The pen and ink shown above was done to aid the Shingletown Historical Society, a small community historical society that works to preserve their community legacy. They are a small organization with dedicated volunteer members. They have more enthusiasm than money. At the time, Red Tail Publishing still did book manufacturing for other independent publishers, a service that has been discontinued. The historical society hired Red Tail to do a reprinted edition of Way Back When, a book about the local history, written by Myrtle McNamar over fifty years ago. The original cover art was lost long ago and the previous reprints of the cover were reprints of reprints. At one point the only copy of the cover art was on a tee-shirt that had been produced for a fund-raiser. The cover art had become so degraded that an acceptable copy could not be produced. Mary, of Red Tail Publishing, asked if I would like to create a new piece of cover art for the project, and I agreed. We used an old photo provided by the historical society as a basis. I flipped it around and changed the background to make it work for the cover, and you can see the results below. The Shingletown Historical Society, at no charge, got permission to use my illustration for their book, but I kept all rights to the art.
I have done other art donations, such as illustrations for our church newsletter, and donations of artwork and commission work for local non-profits. Being an artist has not been my primary career, so I have been able to do this simply because I want to. It is a gratifying way to give back and a nice thing to support local organizations that in turn are trying to help others. It is also a great way to get your art seen by folks and to build good will. Who knows, you might even get published.
The Tiger Lily is one of my favorite wild flowers. It is a late bloomer in the Sierra Nevada Mountains and it prefers riparian zones. When it blooms I am compelled to pick a batch to bring home to my honey. In fact, it is the one I like to bring her the most. That is why I picked this flower to paint. Now Mary can have them all year. I sketched this painting a number of years ago. It is based on a picture I took a long time ago and have since lost. Without the original photo I had to wing it. I hope Mary likes it. I think it is the last watercolor that I had started, but not completed. It is now time to move on to new works.
That’s my hand with the bandage. If you are thinking that some emotionally motivated gesticulating by the digit wrapped in gauze was the cause for the bandage, then I’m going to disappoint you. No, Mary did not do me bodily harm, nor was it the result of some road rage incident. I had a cyst and bone spur removed. I know, considering which finger it was, I could have come up with a whopper of a story. You are welcome to speculate wildly if you don’t believe me. Now I have two WIP. One is the watercolor in the photo and the other is my hand. It looks pretty swollen in the picture. Fortunately, I am right-handed so progress continues.
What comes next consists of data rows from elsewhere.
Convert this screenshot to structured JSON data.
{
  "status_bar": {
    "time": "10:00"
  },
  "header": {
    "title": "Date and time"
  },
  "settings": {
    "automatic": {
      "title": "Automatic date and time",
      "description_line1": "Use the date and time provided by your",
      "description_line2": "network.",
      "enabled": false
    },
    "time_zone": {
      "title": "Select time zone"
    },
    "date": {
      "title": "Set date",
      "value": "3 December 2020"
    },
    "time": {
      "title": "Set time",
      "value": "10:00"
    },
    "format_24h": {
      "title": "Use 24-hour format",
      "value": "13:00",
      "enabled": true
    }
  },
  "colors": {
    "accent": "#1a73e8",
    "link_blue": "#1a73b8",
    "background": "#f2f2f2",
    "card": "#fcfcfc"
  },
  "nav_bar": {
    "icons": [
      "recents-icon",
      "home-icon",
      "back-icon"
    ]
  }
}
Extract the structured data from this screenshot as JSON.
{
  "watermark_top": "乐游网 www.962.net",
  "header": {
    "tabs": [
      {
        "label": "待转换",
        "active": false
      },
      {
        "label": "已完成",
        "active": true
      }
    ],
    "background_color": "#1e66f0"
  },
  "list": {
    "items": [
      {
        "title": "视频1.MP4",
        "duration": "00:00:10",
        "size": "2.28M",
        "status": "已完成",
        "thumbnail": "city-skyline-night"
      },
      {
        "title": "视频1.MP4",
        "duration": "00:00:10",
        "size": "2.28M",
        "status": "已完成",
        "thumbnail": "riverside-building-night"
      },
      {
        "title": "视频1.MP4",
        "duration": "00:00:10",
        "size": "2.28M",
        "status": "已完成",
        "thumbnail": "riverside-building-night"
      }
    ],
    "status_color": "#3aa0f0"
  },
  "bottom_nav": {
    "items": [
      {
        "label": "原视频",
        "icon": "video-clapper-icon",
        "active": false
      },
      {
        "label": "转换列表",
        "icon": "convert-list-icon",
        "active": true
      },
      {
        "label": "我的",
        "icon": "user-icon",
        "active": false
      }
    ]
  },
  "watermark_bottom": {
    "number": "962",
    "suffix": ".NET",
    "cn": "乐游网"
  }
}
Those aren’t my tears from the procedure. I’m a big boy and only cry during tragic dog movies. I took these pictures during the rain storm last week. It helped bring an end to the fires that were burning here.
Manzanita flowers in the rain.
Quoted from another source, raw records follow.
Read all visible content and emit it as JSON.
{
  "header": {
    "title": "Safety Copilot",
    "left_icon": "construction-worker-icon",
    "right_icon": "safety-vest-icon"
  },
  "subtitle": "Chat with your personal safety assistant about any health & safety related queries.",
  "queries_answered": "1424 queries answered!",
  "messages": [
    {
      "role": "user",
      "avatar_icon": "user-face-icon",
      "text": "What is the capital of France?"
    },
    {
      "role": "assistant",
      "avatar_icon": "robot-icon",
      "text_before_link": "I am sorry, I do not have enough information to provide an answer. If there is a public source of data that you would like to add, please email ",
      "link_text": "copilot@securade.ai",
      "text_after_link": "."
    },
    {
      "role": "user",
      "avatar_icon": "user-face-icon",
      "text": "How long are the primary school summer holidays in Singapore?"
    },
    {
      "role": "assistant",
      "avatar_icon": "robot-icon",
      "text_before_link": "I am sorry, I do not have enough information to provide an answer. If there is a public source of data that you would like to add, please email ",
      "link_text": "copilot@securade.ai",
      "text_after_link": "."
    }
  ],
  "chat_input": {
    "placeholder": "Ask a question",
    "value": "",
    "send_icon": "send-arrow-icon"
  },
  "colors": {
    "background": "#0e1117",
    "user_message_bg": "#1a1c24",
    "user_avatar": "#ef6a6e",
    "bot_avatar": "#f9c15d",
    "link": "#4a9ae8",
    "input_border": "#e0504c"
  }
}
That night after my surgery, when we went to bed it started raining again. It was hot in the house so I opened the window to let the cool air in. My hand ached and it kept me awake. The lightning flashed in the distance and the thunder rumbled through the sky. The sound of the rain falling outside was so peaceful that I finally drifted off.
Battle Creek Meadows
This rain has been a relief and has delayed our oncoming drought. Soon it will be dry again.